── Exercise data

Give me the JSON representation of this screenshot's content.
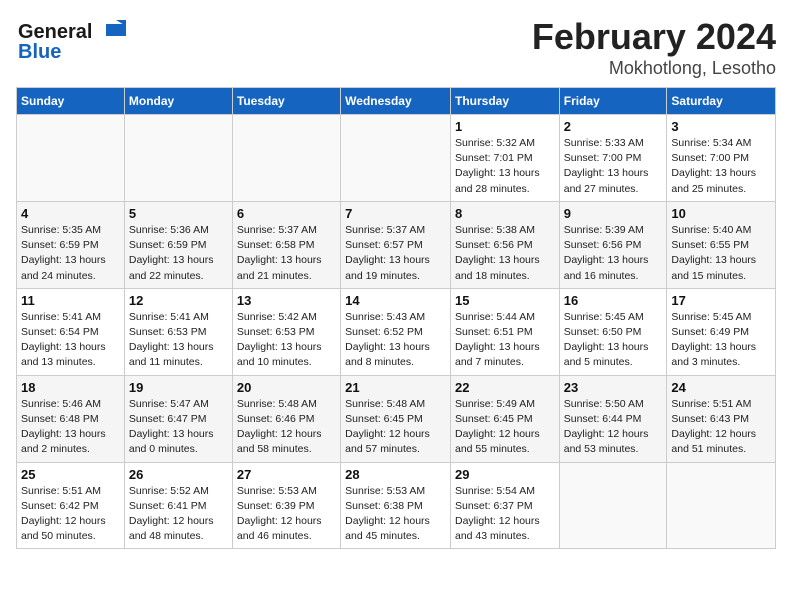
{
  "header": {
    "logo_line1": "General",
    "logo_line2": "Blue",
    "title": "February 2024",
    "subtitle": "Mokhotlong, Lesotho"
  },
  "days_of_week": [
    "Sunday",
    "Monday",
    "Tuesday",
    "Wednesday",
    "Thursday",
    "Friday",
    "Saturday"
  ],
  "weeks": [
    [
      {
        "num": "",
        "info": ""
      },
      {
        "num": "",
        "info": ""
      },
      {
        "num": "",
        "info": ""
      },
      {
        "num": "",
        "info": ""
      },
      {
        "num": "1",
        "info": "Sunrise: 5:32 AM\nSunset: 7:01 PM\nDaylight: 13 hours\nand 28 minutes."
      },
      {
        "num": "2",
        "info": "Sunrise: 5:33 AM\nSunset: 7:00 PM\nDaylight: 13 hours\nand 27 minutes."
      },
      {
        "num": "3",
        "info": "Sunrise: 5:34 AM\nSunset: 7:00 PM\nDaylight: 13 hours\nand 25 minutes."
      }
    ],
    [
      {
        "num": "4",
        "info": "Sunrise: 5:35 AM\nSunset: 6:59 PM\nDaylight: 13 hours\nand 24 minutes."
      },
      {
        "num": "5",
        "info": "Sunrise: 5:36 AM\nSunset: 6:59 PM\nDaylight: 13 hours\nand 22 minutes."
      },
      {
        "num": "6",
        "info": "Sunrise: 5:37 AM\nSunset: 6:58 PM\nDaylight: 13 hours\nand 21 minutes."
      },
      {
        "num": "7",
        "info": "Sunrise: 5:37 AM\nSunset: 6:57 PM\nDaylight: 13 hours\nand 19 minutes."
      },
      {
        "num": "8",
        "info": "Sunrise: 5:38 AM\nSunset: 6:56 PM\nDaylight: 13 hours\nand 18 minutes."
      },
      {
        "num": "9",
        "info": "Sunrise: 5:39 AM\nSunset: 6:56 PM\nDaylight: 13 hours\nand 16 minutes."
      },
      {
        "num": "10",
        "info": "Sunrise: 5:40 AM\nSunset: 6:55 PM\nDaylight: 13 hours\nand 15 minutes."
      }
    ],
    [
      {
        "num": "11",
        "info": "Sunrise: 5:41 AM\nSunset: 6:54 PM\nDaylight: 13 hours\nand 13 minutes."
      },
      {
        "num": "12",
        "info": "Sunrise: 5:41 AM\nSunset: 6:53 PM\nDaylight: 13 hours\nand 11 minutes."
      },
      {
        "num": "13",
        "info": "Sunrise: 5:42 AM\nSunset: 6:53 PM\nDaylight: 13 hours\nand 10 minutes."
      },
      {
        "num": "14",
        "info": "Sunrise: 5:43 AM\nSunset: 6:52 PM\nDaylight: 13 hours\nand 8 minutes."
      },
      {
        "num": "15",
        "info": "Sunrise: 5:44 AM\nSunset: 6:51 PM\nDaylight: 13 hours\nand 7 minutes."
      },
      {
        "num": "16",
        "info": "Sunrise: 5:45 AM\nSunset: 6:50 PM\nDaylight: 13 hours\nand 5 minutes."
      },
      {
        "num": "17",
        "info": "Sunrise: 5:45 AM\nSunset: 6:49 PM\nDaylight: 13 hours\nand 3 minutes."
      }
    ],
    [
      {
        "num": "18",
        "info": "Sunrise: 5:46 AM\nSunset: 6:48 PM\nDaylight: 13 hours\nand 2 minutes."
      },
      {
        "num": "19",
        "info": "Sunrise: 5:47 AM\nSunset: 6:47 PM\nDaylight: 13 hours\nand 0 minutes."
      },
      {
        "num": "20",
        "info": "Sunrise: 5:48 AM\nSunset: 6:46 PM\nDaylight: 12 hours\nand 58 minutes."
      },
      {
        "num": "21",
        "info": "Sunrise: 5:48 AM\nSunset: 6:45 PM\nDaylight: 12 hours\nand 57 minutes."
      },
      {
        "num": "22",
        "info": "Sunrise: 5:49 AM\nSunset: 6:45 PM\nDaylight: 12 hours\nand 55 minutes."
      },
      {
        "num": "23",
        "info": "Sunrise: 5:50 AM\nSunset: 6:44 PM\nDaylight: 12 hours\nand 53 minutes."
      },
      {
        "num": "24",
        "info": "Sunrise: 5:51 AM\nSunset: 6:43 PM\nDaylight: 12 hours\nand 51 minutes."
      }
    ],
    [
      {
        "num": "25",
        "info": "Sunrise: 5:51 AM\nSunset: 6:42 PM\nDaylight: 12 hours\nand 50 minutes."
      },
      {
        "num": "26",
        "info": "Sunrise: 5:52 AM\nSunset: 6:41 PM\nDaylight: 12 hours\nand 48 minutes."
      },
      {
        "num": "27",
        "info": "Sunrise: 5:53 AM\nSunset: 6:39 PM\nDaylight: 12 hours\nand 46 minutes."
      },
      {
        "num": "28",
        "info": "Sunrise: 5:53 AM\nSunset: 6:38 PM\nDaylight: 12 hours\nand 45 minutes."
      },
      {
        "num": "29",
        "info": "Sunrise: 5:54 AM\nSunset: 6:37 PM\nDaylight: 12 hours\nand 43 minutes."
      },
      {
        "num": "",
        "info": ""
      },
      {
        "num": "",
        "info": ""
      }
    ]
  ]
}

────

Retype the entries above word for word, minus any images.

▶ **Exercise answer**:
Give me the JSON representation of this screenshot's content.
{
  "header": {
    "logo_line1": "General",
    "logo_line2": "Blue",
    "title": "February 2024",
    "subtitle": "Mokhotlong, Lesotho"
  },
  "days_of_week": [
    "Sunday",
    "Monday",
    "Tuesday",
    "Wednesday",
    "Thursday",
    "Friday",
    "Saturday"
  ],
  "weeks": [
    [
      {
        "num": "",
        "info": ""
      },
      {
        "num": "",
        "info": ""
      },
      {
        "num": "",
        "info": ""
      },
      {
        "num": "",
        "info": ""
      },
      {
        "num": "1",
        "info": "Sunrise: 5:32 AM\nSunset: 7:01 PM\nDaylight: 13 hours\nand 28 minutes."
      },
      {
        "num": "2",
        "info": "Sunrise: 5:33 AM\nSunset: 7:00 PM\nDaylight: 13 hours\nand 27 minutes."
      },
      {
        "num": "3",
        "info": "Sunrise: 5:34 AM\nSunset: 7:00 PM\nDaylight: 13 hours\nand 25 minutes."
      }
    ],
    [
      {
        "num": "4",
        "info": "Sunrise: 5:35 AM\nSunset: 6:59 PM\nDaylight: 13 hours\nand 24 minutes."
      },
      {
        "num": "5",
        "info": "Sunrise: 5:36 AM\nSunset: 6:59 PM\nDaylight: 13 hours\nand 22 minutes."
      },
      {
        "num": "6",
        "info": "Sunrise: 5:37 AM\nSunset: 6:58 PM\nDaylight: 13 hours\nand 21 minutes."
      },
      {
        "num": "7",
        "info": "Sunrise: 5:37 AM\nSunset: 6:57 PM\nDaylight: 13 hours\nand 19 minutes."
      },
      {
        "num": "8",
        "info": "Sunrise: 5:38 AM\nSunset: 6:56 PM\nDaylight: 13 hours\nand 18 minutes."
      },
      {
        "num": "9",
        "info": "Sunrise: 5:39 AM\nSunset: 6:56 PM\nDaylight: 13 hours\nand 16 minutes."
      },
      {
        "num": "10",
        "info": "Sunrise: 5:40 AM\nSunset: 6:55 PM\nDaylight: 13 hours\nand 15 minutes."
      }
    ],
    [
      {
        "num": "11",
        "info": "Sunrise: 5:41 AM\nSunset: 6:54 PM\nDaylight: 13 hours\nand 13 minutes."
      },
      {
        "num": "12",
        "info": "Sunrise: 5:41 AM\nSunset: 6:53 PM\nDaylight: 13 hours\nand 11 minutes."
      },
      {
        "num": "13",
        "info": "Sunrise: 5:42 AM\nSunset: 6:53 PM\nDaylight: 13 hours\nand 10 minutes."
      },
      {
        "num": "14",
        "info": "Sunrise: 5:43 AM\nSunset: 6:52 PM\nDaylight: 13 hours\nand 8 minutes."
      },
      {
        "num": "15",
        "info": "Sunrise: 5:44 AM\nSunset: 6:51 PM\nDaylight: 13 hours\nand 7 minutes."
      },
      {
        "num": "16",
        "info": "Sunrise: 5:45 AM\nSunset: 6:50 PM\nDaylight: 13 hours\nand 5 minutes."
      },
      {
        "num": "17",
        "info": "Sunrise: 5:45 AM\nSunset: 6:49 PM\nDaylight: 13 hours\nand 3 minutes."
      }
    ],
    [
      {
        "num": "18",
        "info": "Sunrise: 5:46 AM\nSunset: 6:48 PM\nDaylight: 13 hours\nand 2 minutes."
      },
      {
        "num": "19",
        "info": "Sunrise: 5:47 AM\nSunset: 6:47 PM\nDaylight: 13 hours\nand 0 minutes."
      },
      {
        "num": "20",
        "info": "Sunrise: 5:48 AM\nSunset: 6:46 PM\nDaylight: 12 hours\nand 58 minutes."
      },
      {
        "num": "21",
        "info": "Sunrise: 5:48 AM\nSunset: 6:45 PM\nDaylight: 12 hours\nand 57 minutes."
      },
      {
        "num": "22",
        "info": "Sunrise: 5:49 AM\nSunset: 6:45 PM\nDaylight: 12 hours\nand 55 minutes."
      },
      {
        "num": "23",
        "info": "Sunrise: 5:50 AM\nSunset: 6:44 PM\nDaylight: 12 hours\nand 53 minutes."
      },
      {
        "num": "24",
        "info": "Sunrise: 5:51 AM\nSunset: 6:43 PM\nDaylight: 12 hours\nand 51 minutes."
      }
    ],
    [
      {
        "num": "25",
        "info": "Sunrise: 5:51 AM\nSunset: 6:42 PM\nDaylight: 12 hours\nand 50 minutes."
      },
      {
        "num": "26",
        "info": "Sunrise: 5:52 AM\nSunset: 6:41 PM\nDaylight: 12 hours\nand 48 minutes."
      },
      {
        "num": "27",
        "info": "Sunrise: 5:53 AM\nSunset: 6:39 PM\nDaylight: 12 hours\nand 46 minutes."
      },
      {
        "num": "28",
        "info": "Sunrise: 5:53 AM\nSunset: 6:38 PM\nDaylight: 12 hours\nand 45 minutes."
      },
      {
        "num": "29",
        "info": "Sunrise: 5:54 AM\nSunset: 6:37 PM\nDaylight: 12 hours\nand 43 minutes."
      },
      {
        "num": "",
        "info": ""
      },
      {
        "num": "",
        "info": ""
      }
    ]
  ]
}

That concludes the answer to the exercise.